TASK INPUT -
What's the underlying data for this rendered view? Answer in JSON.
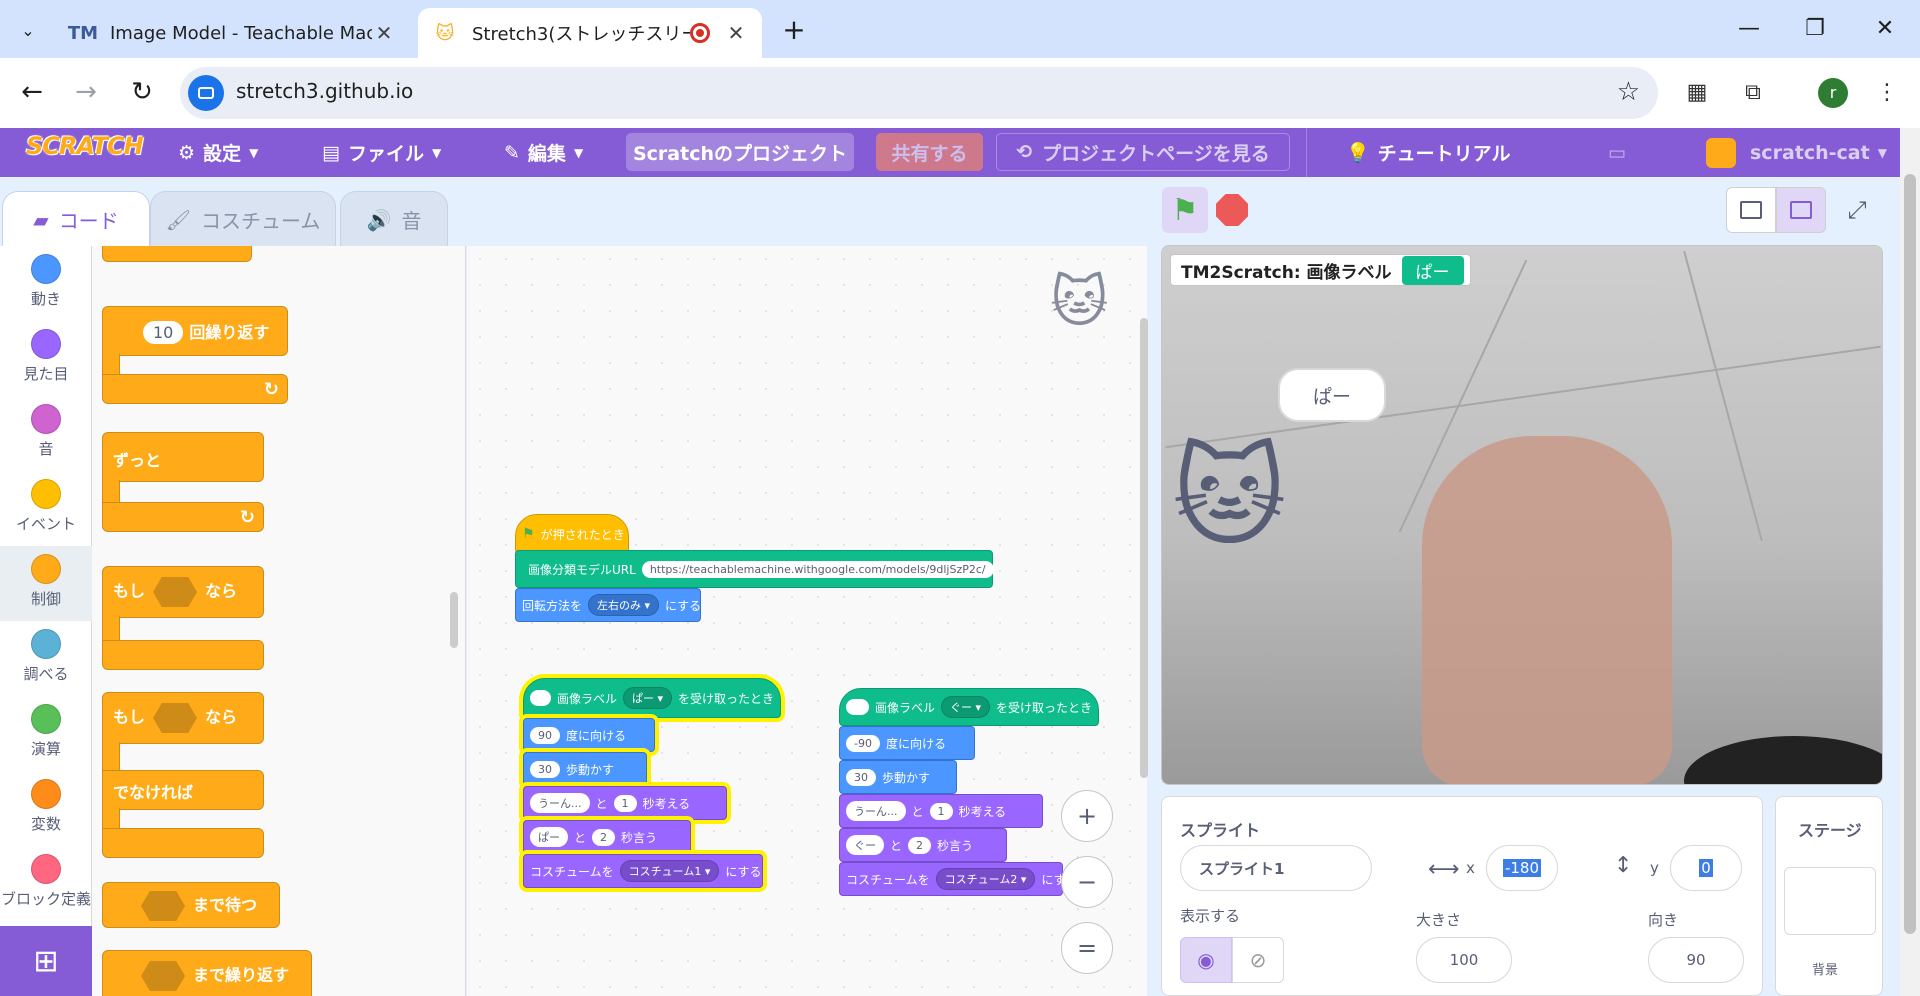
{
  "browser": {
    "tabs": [
      {
        "favicon": "TM",
        "title": "Image Model - Teachable Mach",
        "active": false
      },
      {
        "favicon": "cat-icon",
        "title": "Stretch3(ストレッチスリー)",
        "active": true
      }
    ],
    "url": "stretch3.github.io",
    "profile_initial": "r"
  },
  "menubar": {
    "logo": "SCRATCH",
    "settings": "設定",
    "file": "ファイル",
    "edit": "編集",
    "project_title": "Scratchのプロジェクト",
    "share": "共有する",
    "see_project_page": "プロジェクトページを見る",
    "tutorials": "チュートリアル",
    "username": "scratch-cat"
  },
  "editor_tabs": {
    "code": "コード",
    "costumes": "コスチューム",
    "sounds": "音"
  },
  "categories": [
    {
      "label": "動き",
      "color": "#4c97ff"
    },
    {
      "label": "見た目",
      "color": "#9966ff"
    },
    {
      "label": "音",
      "color": "#cf63cf"
    },
    {
      "label": "イベント",
      "color": "#ffbf00"
    },
    {
      "label": "制御",
      "color": "#ffab19",
      "selected": true
    },
    {
      "label": "調べる",
      "color": "#5cb1d6"
    },
    {
      "label": "演算",
      "color": "#59c059"
    },
    {
      "label": "変数",
      "color": "#ff8c1a"
    },
    {
      "label": "ブロック定義",
      "color": "#ff6680"
    }
  ],
  "palette": {
    "repeat_count": "10",
    "repeat": "回繰り返す",
    "forever": "ずっと",
    "if": "もし",
    "then": "なら",
    "else": "でなければ",
    "wait_until": "まで待つ",
    "repeat_until": "まで繰り返す"
  },
  "scripts": {
    "flag_hat": "が押されたとき",
    "model_url_label": "画像分類モデルURL",
    "model_url": "https://teachablemachine.withgoogle.com/models/9dljSzP2c/",
    "rotation_style": "回転方法を",
    "rotation_value": "左右のみ",
    "set_suffix": "にする",
    "scriptA": {
      "hat_label": "画像ラベル",
      "hat_value": "ぱー",
      "hat_suffix": "を受け取ったとき",
      "direction": "90",
      "direction_suffix": "度に向ける",
      "steps": "30",
      "steps_suffix": "歩動かす",
      "think_text": "うーん...",
      "and": "と",
      "think_secs": "1",
      "think_suffix": "秒考える",
      "say_text": "ぱー",
      "say_secs": "2",
      "say_suffix": "秒言う",
      "costume_label": "コスチュームを",
      "costume_value": "コスチューム1",
      "costume_suffix": "にする"
    },
    "scriptB": {
      "hat_label": "画像ラベル",
      "hat_value": "ぐー",
      "hat_suffix": "を受け取ったとき",
      "direction": "-90",
      "direction_suffix": "度に向ける",
      "steps": "30",
      "steps_suffix": "歩動かす",
      "think_text": "うーん...",
      "and": "と",
      "think_secs": "1",
      "think_suffix": "秒考える",
      "say_text": "ぐー",
      "say_secs": "2",
      "say_suffix": "秒言う",
      "costume_label": "コスチュームを",
      "costume_value": "コスチューム2",
      "costume_suffix": "にす"
    }
  },
  "zoom": {
    "in": "+",
    "out": "−",
    "reset": "="
  },
  "stage": {
    "monitor_label": "TM2Scratch: 画像ラベル",
    "monitor_value": "ぱー",
    "speech": "ぱー"
  },
  "sprite_info": {
    "heading": "スプライト",
    "name": "スプライト1",
    "x_label": "x",
    "x_value": "-180",
    "y_label": "y",
    "y_value": "0",
    "show_label": "表示する",
    "size_label": "大きさ",
    "size_value": "100",
    "direction_label": "向き",
    "direction_value": "90"
  },
  "stage_pane": {
    "heading": "ステージ",
    "backdrop_label": "背景"
  }
}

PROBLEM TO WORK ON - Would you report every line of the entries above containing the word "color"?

PROBLEM SOLUTION -
      "color": "#4c97ff"
      "color": "#9966ff"
      "color": "#cf63cf"
      "color": "#ffbf00"
      "color": "#ffab19",
      "color": "#5cb1d6"
      "color": "#59c059"
      "color": "#ff8c1a"
      "color": "#ff6680"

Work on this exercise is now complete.